By the time your child approaches his or her first birthday, it's time to think about getting ready to visit the dentist. Pediatric dental appointments are important as the dentist will be able to not only examine the health of your child's teeth, but also help you understand how to properly clean the teeth and discuss whether thumb sucking is causing harm. Your mind can race in the days leading up to this big milestone in the child's life, as you want to be sure the appointment not only goes well, but also that you remember to ask the right questions. Here are some simple ways to prepare your child for his or her first dentist appointment.
Pick the Right Time
Because you know your child best, you can use the child's behavioral patterns to schedule the appointment for the right time. Although a child's mood can change suddenly, booking your appointment early in the afternoon before the child's nap can make the visit more strenuous than it has to be. Whether your child is bright and cheerful early in the morning or late in the afternoon, do your best to book the appointment accordingly.
Be sure to explain the importance of dental checkups to the child. Focus on benefits such as having a bright, healthy smile and convey the message that visiting the dentist is something children do as they grow up. Today's Parent magazine recommends reading children's books about visiting the dentist as a way to make the upcoming appointment familiar and fun. Teach your child how to open his or her mouth wide like a hippo, and share your excitement at the opportunity to show the dentist this new facial expression.
Come Prepared with Questions
Although the dentist will provide a wealth of information about your child's oral health, it's always appropriate to be prepared with some questions of your own. If you're concerned that thumb sucking might be harming your child's teeth, ask if the dentist has any recommendations for you. Give a brief outline of the child's diet and ask whether there are foods you should avoid or increase and ask, based on the cleanliness of the child's teeth, if there's a better way you can approach brushing.
Offer an Incentive
Many children's health organizations advise against bribing your child to get through a dental appointment, but it's acceptable to plan something fun to do afterward. For example, plan a visit to the park on the way home from the dentist's office or consider organizing a play date with a friend. This excitement can help the child feel less anxious about visiting the dentist.

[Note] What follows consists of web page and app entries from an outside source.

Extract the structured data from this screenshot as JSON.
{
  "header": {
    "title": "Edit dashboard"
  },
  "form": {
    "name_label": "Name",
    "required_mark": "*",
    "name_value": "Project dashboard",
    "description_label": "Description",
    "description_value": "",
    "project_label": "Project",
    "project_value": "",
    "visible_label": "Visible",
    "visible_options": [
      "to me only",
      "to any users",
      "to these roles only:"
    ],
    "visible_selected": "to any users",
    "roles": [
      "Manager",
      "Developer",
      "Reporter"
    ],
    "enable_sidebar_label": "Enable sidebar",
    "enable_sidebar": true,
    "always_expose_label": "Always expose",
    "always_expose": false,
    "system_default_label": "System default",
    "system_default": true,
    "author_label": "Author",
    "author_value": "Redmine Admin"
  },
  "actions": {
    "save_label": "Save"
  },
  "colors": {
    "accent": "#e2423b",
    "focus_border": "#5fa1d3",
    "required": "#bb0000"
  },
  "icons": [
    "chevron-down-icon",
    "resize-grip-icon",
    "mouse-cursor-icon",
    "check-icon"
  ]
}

Contact a pediatric dentist like Mark Stapleton DMD MSD PC to go over any concerns you may have before your child's first dental appointment.